At its recent WWDC 2017 conference Apple unveiled its HomePod speaker but was intentionally vague regarding it’s final feature set. It was promoted as an high-end audio streamer for the Apple Music catalog but little else was detailed. In the months leading to its anticipated Dec 2017 release Apple is working hard to expand and perfect features such as Siri and HomeKit integration. This left analysts and consumers to speculate regarding additional use cases for the still mysterious device. A whole-home music system akin to Sonos is a given but what about using the HomePod as a Home Theater speaker system?

Using the AppleTV to stream Apple Music to the HomePod speaker is implied in the AirPlay 2 specifications. This could be a significant selling point for both of those devices. You could view the song’s artist, title and even lyrics on the TV screen during music playback. Karaoke anyone? But this would require Siri commands to originate from the AppleTV remote which needs a physical button press for activation. It seems more likely that you’d control music playback by talking directly to the HomePod which would in turn stream lyrics and other song info to the AppleTV for display on your TV screen. Your TV screen could also display the results of Siri queries to the HomePod microphone much like Amazon’s pending Echo Show device. Expect Apple TV and HomePod to integrate closely as they are both HomeKit hubs and must coordinate to avoid conflicts.

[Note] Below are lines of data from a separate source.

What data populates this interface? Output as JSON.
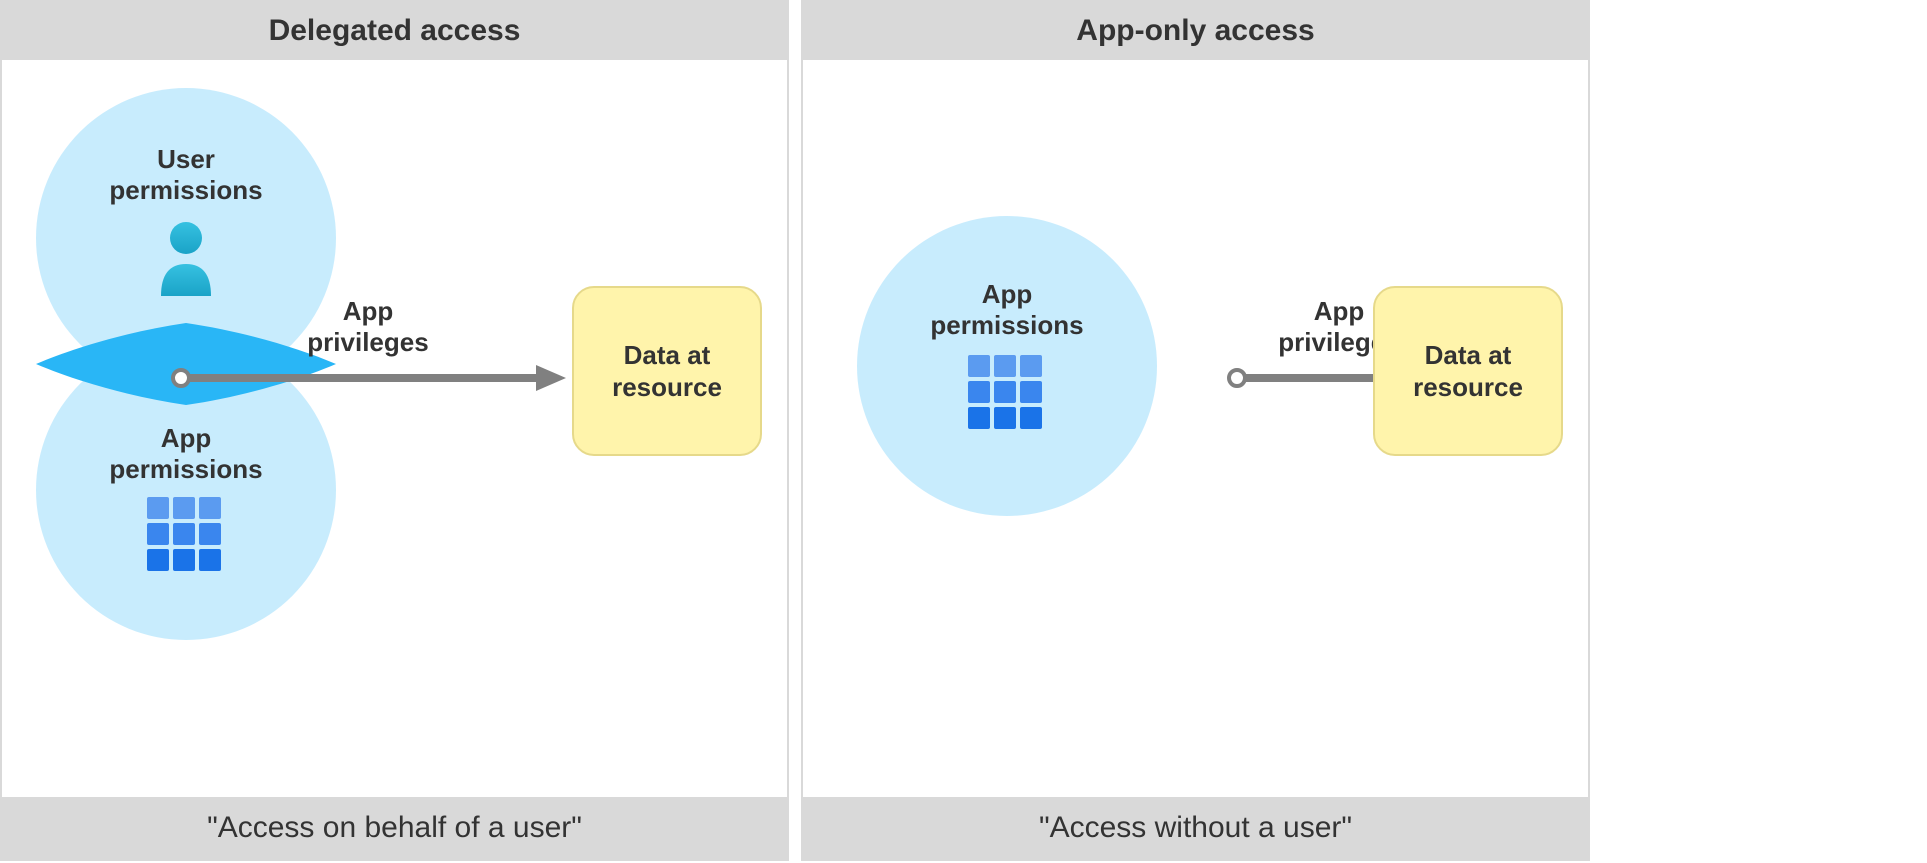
{
  "left": {
    "header": "Delegated access",
    "footer": "\"Access on behalf of a user\"",
    "user_circle_label_line1": "User",
    "user_circle_label_line2": "permissions",
    "app_circle_label_line1": "App",
    "app_circle_label_line2": "permissions",
    "arrow_label_line1": "App",
    "arrow_label_line2": "privileges",
    "data_box_line1": "Data at",
    "data_box_line2": "resource"
  },
  "right": {
    "header": "App-only access",
    "footer": "\"Access without a user\"",
    "app_circle_label_line1": "App",
    "app_circle_label_line2": "permissions",
    "arrow_label_line1": "App",
    "arrow_label_line2": "privileges",
    "data_box_line1": "Data at",
    "data_box_line2": "resource"
  },
  "colors": {
    "circle_fill": "#b3e5fc",
    "lens_fill": "#29b6f6",
    "arrow": "#808080",
    "data_box_bg": "#fff4ab",
    "data_box_border": "#e6d98a",
    "header_bg": "#d9d9d9"
  }
}
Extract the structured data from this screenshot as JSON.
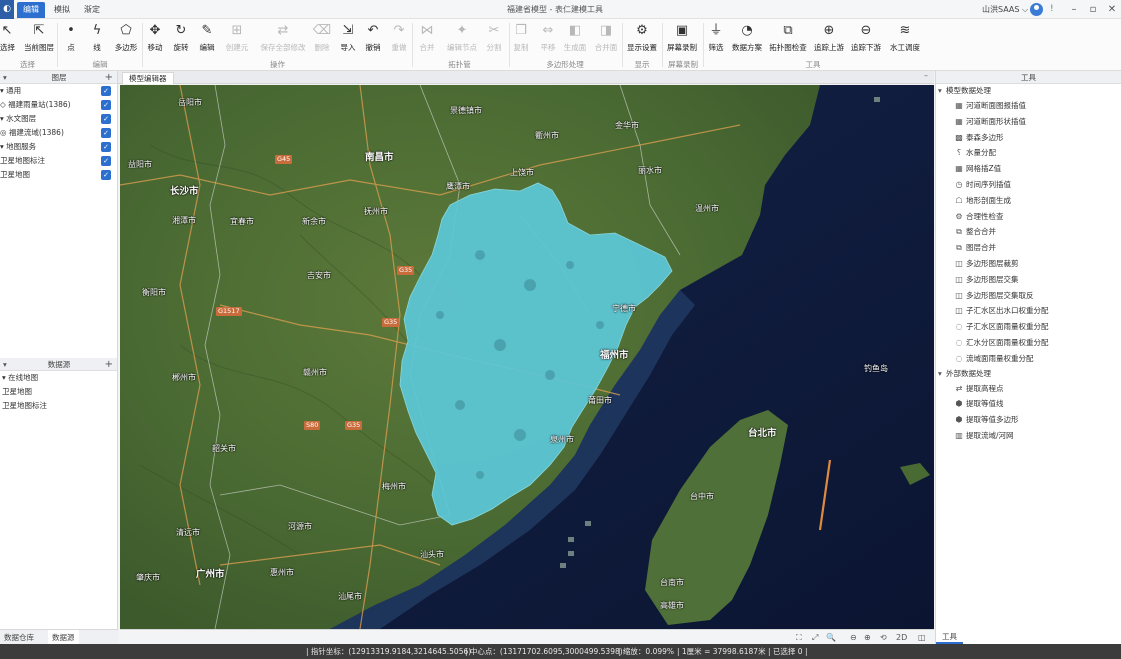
{
  "titlebar": {
    "menu_tabs": [
      "编辑",
      "模拟",
      "渐定"
    ],
    "title": "福建省模型 - 表仁建模工具",
    "user": "山洪SAAS ⌵",
    "info": "!",
    "window_buttons": [
      "–",
      "▫",
      "✕"
    ]
  },
  "ribbon": {
    "tools": [
      {
        "label": "选择",
        "icon": "↖",
        "dim": false
      },
      {
        "label": "当前图层",
        "icon": "⇱",
        "dim": false
      },
      {
        "label": "点",
        "icon": "•",
        "dim": false
      },
      {
        "label": "线",
        "icon": "ϟ",
        "dim": false
      },
      {
        "label": "多边形",
        "icon": "⬠",
        "dim": false
      },
      {
        "label": "移动",
        "icon": "✥",
        "dim": false
      },
      {
        "label": "旋转",
        "icon": "↻",
        "dim": false
      },
      {
        "label": "编辑",
        "icon": "✎",
        "dim": false
      },
      {
        "label": "创建元",
        "icon": "⊞",
        "dim": true
      },
      {
        "label": "保存全部修改",
        "icon": "⇄",
        "dim": true
      },
      {
        "label": "删除",
        "icon": "⌫",
        "dim": true
      },
      {
        "label": "导入",
        "icon": "⇲",
        "dim": false
      },
      {
        "label": "撤销",
        "icon": "↶",
        "dim": false
      },
      {
        "label": "重做",
        "icon": "↷",
        "dim": true
      },
      {
        "label": "合并",
        "icon": "⋈",
        "dim": true
      },
      {
        "label": "编辑节点",
        "icon": "✦",
        "dim": true
      },
      {
        "label": "分割",
        "icon": "✂",
        "dim": true
      },
      {
        "label": "复制",
        "icon": "❐",
        "dim": true
      },
      {
        "label": "平移",
        "icon": "⇔",
        "dim": true
      },
      {
        "label": "生成面",
        "icon": "◧",
        "dim": true
      },
      {
        "label": "合并面",
        "icon": "◨",
        "dim": true
      },
      {
        "label": "显示设置",
        "icon": "⚙",
        "dim": false
      },
      {
        "label": "屏幕录制",
        "icon": "▣",
        "dim": false
      },
      {
        "label": "筛选",
        "icon": "⏚",
        "dim": false
      },
      {
        "label": "数据方案",
        "icon": "◔",
        "dim": false
      },
      {
        "label": "拓扑图检查",
        "icon": "⧉",
        "dim": false
      },
      {
        "label": "追踪上游",
        "icon": "⊕",
        "dim": false
      },
      {
        "label": "追踪下游",
        "icon": "⊖",
        "dim": false
      },
      {
        "label": "水工调度",
        "icon": "≋",
        "dim": false
      }
    ],
    "groups": [
      "选择",
      "编辑",
      "操作",
      "拓扑管",
      "多边形处理",
      "显示",
      "屏幕录制",
      "工具"
    ]
  },
  "layers_panel": {
    "title": "图层",
    "rows": [
      {
        "text": "▾ 通用",
        "checked": true
      },
      {
        "text": "  ◇ 福建雨量站(1386)",
        "checked": true
      },
      {
        "text": "▾ 水文图层",
        "checked": true
      },
      {
        "text": "  ◎ 福建流域(1386)",
        "checked": true
      },
      {
        "text": "▾ 地图服务",
        "checked": true
      },
      {
        "text": "    卫星地图标注",
        "checked": true
      },
      {
        "text": "    卫星地图",
        "checked": true
      }
    ]
  },
  "datasource_panel": {
    "title": "数据源",
    "rows": [
      "▾ 在线地图",
      "  卫星地图",
      "  卫星地图标注"
    ]
  },
  "left_bottom_tabs": [
    "数据仓库",
    "数据源"
  ],
  "document_tab": "模型编辑器",
  "map": {
    "labels": [
      {
        "text": "岳阳市",
        "big": false
      },
      {
        "text": "景德镇市",
        "big": false
      },
      {
        "text": "衢州市",
        "big": false
      },
      {
        "text": "金华市",
        "big": false
      },
      {
        "text": "南昌市",
        "big": true
      },
      {
        "text": "益阳市",
        "big": false
      },
      {
        "text": "上饶市",
        "big": false
      },
      {
        "text": "丽水市",
        "big": false
      },
      {
        "text": "长沙市",
        "big": true
      },
      {
        "text": "鹰潭市",
        "big": false
      },
      {
        "text": "湘潭市",
        "big": false
      },
      {
        "text": "宜春市",
        "big": false
      },
      {
        "text": "新余市",
        "big": false
      },
      {
        "text": "抚州市",
        "big": false
      },
      {
        "text": "温州市",
        "big": false
      },
      {
        "text": "吉安市",
        "big": false
      },
      {
        "text": "衡阳市",
        "big": false
      },
      {
        "text": "宁德市",
        "big": false
      },
      {
        "text": "福州市",
        "big": true
      },
      {
        "text": "郴州市",
        "big": false
      },
      {
        "text": "赣州市",
        "big": false
      },
      {
        "text": "莆田市",
        "big": false
      },
      {
        "text": "钓鱼岛",
        "big": false
      },
      {
        "text": "泉州市",
        "big": false
      },
      {
        "text": "台北市",
        "big": true
      },
      {
        "text": "韶关市",
        "big": false
      },
      {
        "text": "梅州市",
        "big": false
      },
      {
        "text": "台中市",
        "big": false
      },
      {
        "text": "河源市",
        "big": false
      },
      {
        "text": "清远市",
        "big": false
      },
      {
        "text": "汕头市",
        "big": false
      },
      {
        "text": "广州市",
        "big": true
      },
      {
        "text": "惠州市",
        "big": false
      },
      {
        "text": "肇庆市",
        "big": false
      },
      {
        "text": "汕尾市",
        "big": false
      },
      {
        "text": "台南市",
        "big": false
      },
      {
        "text": "高雄市",
        "big": false
      }
    ],
    "road_shields": [
      "G45",
      "G35",
      "G1517",
      "G35",
      "S80",
      "G35"
    ]
  },
  "map_toolbar": [
    "⛶",
    "⤢",
    "🔍",
    "⊖",
    "⊕",
    "⟲",
    "2D",
    "◫"
  ],
  "tools_panel": {
    "title": "工具",
    "groups": [
      {
        "name": "模型数据处理",
        "items": [
          {
            "icon": "▦",
            "label": "河道断面图报插值"
          },
          {
            "icon": "▦",
            "label": "河道断面形状插值"
          },
          {
            "icon": "▩",
            "label": "泰森多边形"
          },
          {
            "icon": "⸮",
            "label": "水量分配"
          },
          {
            "icon": "▦",
            "label": "网格插Z值"
          },
          {
            "icon": "◷",
            "label": "时间序列插值"
          },
          {
            "icon": "☖",
            "label": "地形剖面生成"
          },
          {
            "icon": "⚙",
            "label": "合理性检查"
          },
          {
            "icon": "⧉",
            "label": "整合合并"
          },
          {
            "icon": "⧉",
            "label": "图层合并"
          },
          {
            "icon": "◫",
            "label": "多边形图层裁剪"
          },
          {
            "icon": "◫",
            "label": "多边形图层交集"
          },
          {
            "icon": "◫",
            "label": "多边形图层交集取反"
          },
          {
            "icon": "◫",
            "label": "子汇水区出水口权重分配"
          },
          {
            "icon": "◌",
            "label": "子汇水区面雨量权重分配"
          },
          {
            "icon": "◌",
            "label": "汇水分区面雨量权重分配"
          },
          {
            "icon": "◌",
            "label": "流域面雨量权重分配"
          }
        ]
      },
      {
        "name": "外部数据处理",
        "items": [
          {
            "icon": "⇄",
            "label": "提取高程点"
          },
          {
            "icon": "⬢",
            "label": "提取等值线"
          },
          {
            "icon": "⬢",
            "label": "提取等值多边形"
          },
          {
            "icon": "▥",
            "label": "提取流域/河网"
          }
        ]
      }
    ],
    "bottom_tab": "工具"
  },
  "statusbar": {
    "pointer": "| 指针坐标：(12913319.9184,3214645.5056)",
    "center": "| 中心点：(13171702.6095,3000499.5398)",
    "zoom": "| 缩放：0.099%",
    "scale": "| 1厘米 = 37998.6187米",
    "selected": "| 已选择 0  |"
  },
  "colors": {
    "accent": "#2d6fcf",
    "watershed_fill": "#5cc8d8",
    "statusbar_bg": "#3c3c3c"
  }
}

Using the HomePod as part of a home theatre sound system while technically possible would be far from ideal. Citing a “less than optimal user experience” I think Apple will downplay any home theatre scenarios.

Potential shortcomings include:
1. Most AppleTV in use today are already linked via HDMI to an AVR receiver with wired speakers. Adding a HomePod to this setup is superfluous. Even if your AppleTV audio is currently playing through crummy television speakers using the HomePod has other pitfalls…

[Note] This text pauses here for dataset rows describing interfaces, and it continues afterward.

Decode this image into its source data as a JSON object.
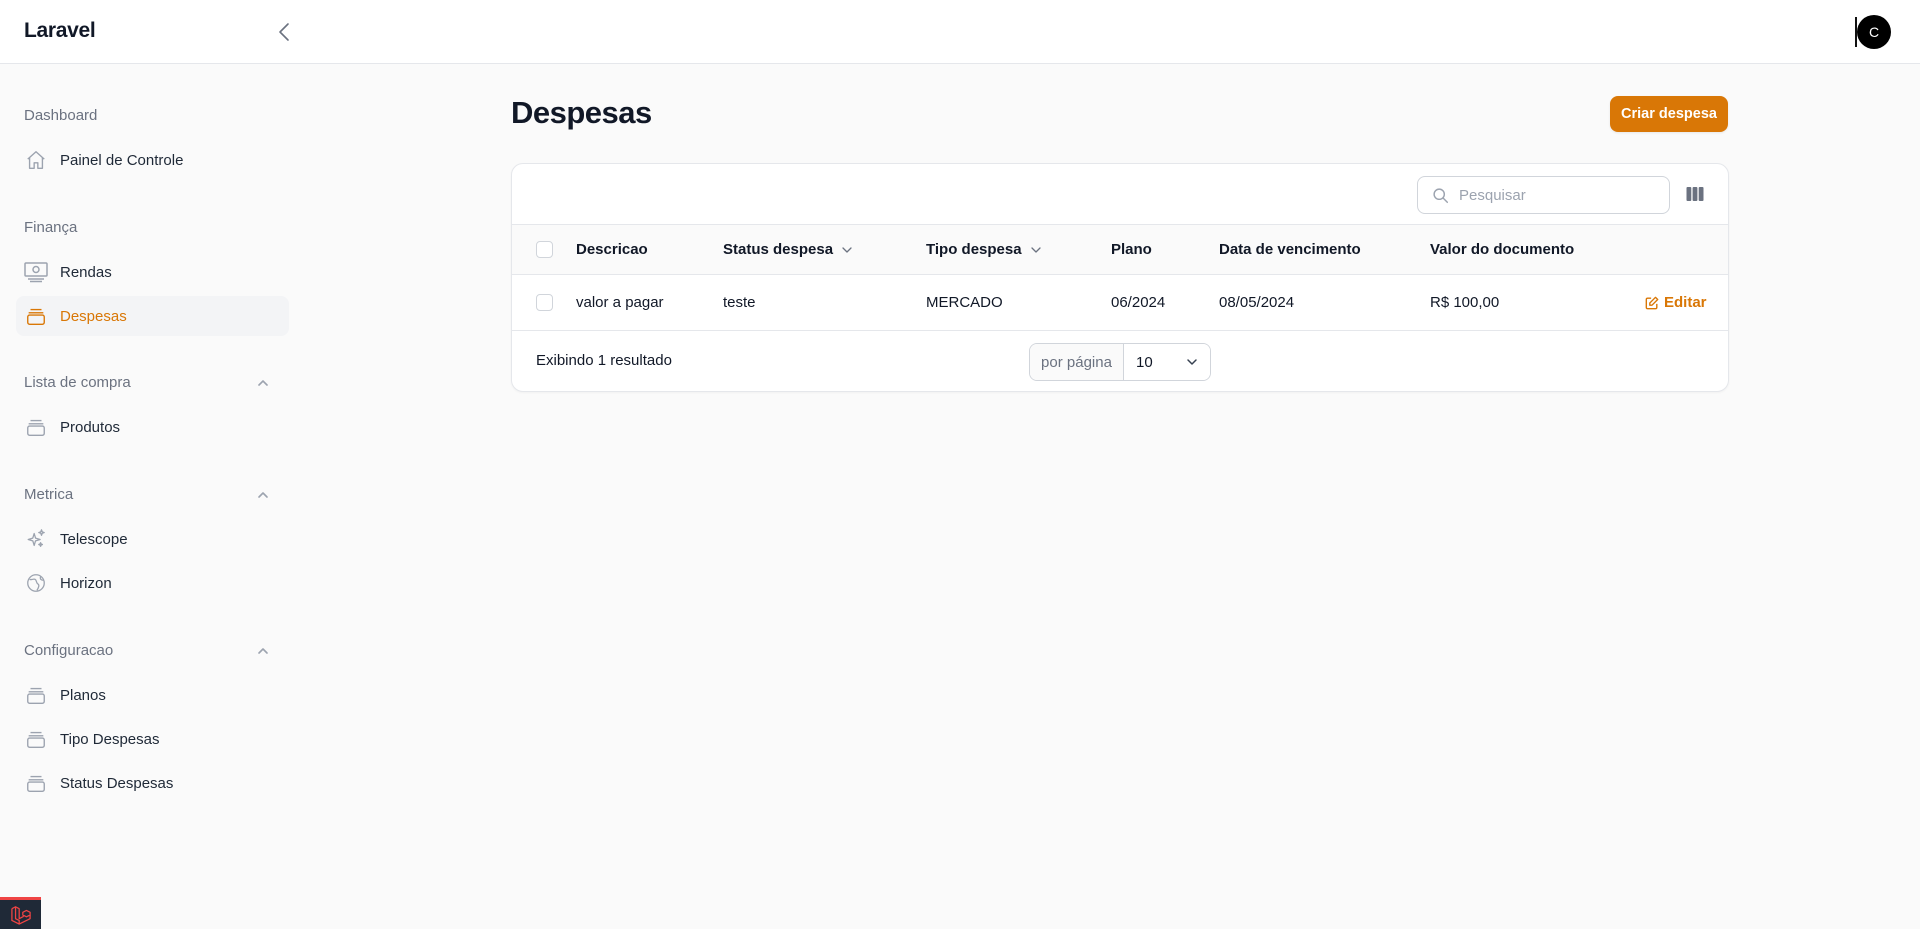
{
  "app": {
    "brand": "Laravel",
    "user_initial": "C"
  },
  "sidebar": {
    "groups": [
      {
        "label": "Dashboard",
        "items": [
          {
            "label": "Painel de Controle",
            "icon": "home-icon"
          }
        ]
      },
      {
        "label": "Finança",
        "items": [
          {
            "label": "Rendas",
            "icon": "banknotes-icon"
          },
          {
            "label": "Despesas",
            "icon": "rectangle-stack-icon",
            "active": true
          }
        ]
      },
      {
        "label": "Lista de compra",
        "collapsible": true,
        "items": [
          {
            "label": "Produtos",
            "icon": "rectangle-stack-icon"
          }
        ]
      },
      {
        "label": "Metrica",
        "collapsible": true,
        "items": [
          {
            "label": "Telescope",
            "icon": "sparkles-icon"
          },
          {
            "label": "Horizon",
            "icon": "globe-icon"
          }
        ]
      },
      {
        "label": "Configuracao",
        "collapsible": true,
        "items": [
          {
            "label": "Planos",
            "icon": "rectangle-stack-icon"
          },
          {
            "label": "Tipo Despesas",
            "icon": "rectangle-stack-icon"
          },
          {
            "label": "Status Despesas",
            "icon": "rectangle-stack-icon"
          }
        ]
      }
    ]
  },
  "page": {
    "title": "Despesas",
    "create_button": "Criar despesa"
  },
  "table": {
    "search_placeholder": "Pesquisar",
    "columns": [
      "Descricao",
      "Status despesa",
      "Tipo despesa",
      "Plano",
      "Data de vencimento",
      "Valor do documento"
    ],
    "rows": [
      {
        "descricao": "valor a pagar",
        "status": "teste",
        "tipo": "MERCADO",
        "plano": "06/2024",
        "vencimento": "08/05/2024",
        "valor": "R$ 100,00",
        "action": "Editar"
      }
    ],
    "footer": {
      "result_text": "Exibindo 1 resultado",
      "per_page_label": "por página",
      "per_page_value": "10"
    }
  },
  "colors": {
    "accent": "#d97706",
    "active_bg": "#f3f4f6"
  }
}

2. It’s critical that the center channel originates from directly behind (or below) the TV screen. This is the channel that carries most of the vocal dialog. It’s very off-putting for a character’s voice to originate from the sides or rear. That’s why sound bars are designed to sit front and center. From that position they can project realistic dialog while digitally mimicking the surround and rear speakers. Even with the HomePod’s advanced signal processing it would best be positioned under the TV for the truest dialog rendering. But it’s cylindrical shape doesn’t really fit there. SonosBose and Vizio all have properly shaped speakers with specialized audio enhancements designed just for this purpose.

3. Deep bass sounds are omni-directional and reflect well off parallel surfaces. So placement near a wall often enhances their punch. With its rather small and upward firing subwoofer the HomePod would especially benefit from this phenomenon. Even with its room-mapping technology and automatic calibration the HomePod will fare better away from the TV screen – ideally near a corner of the room for the greatest bass boost.

4. True stereo sound (not simulated) would require 2 HomePod speakers. That’s $700 in speakers plus another $150 for the AppleTV. To most consumers this seems overpriced considering a well-reviewed soundbar with subwoofer can be had for $150.  And with a 4K Roku priced at just $70 Apple is best avoiding this comparison altogether.

5. If the first generation of HomePod is well-received Apple is free to futher expand the product line.  This could include a home theater model designed specifically for the living room. And a full screen model for the kitchen?A camera equipped model for FaceTime calls? A battery operated model for the back yard? Time will tell…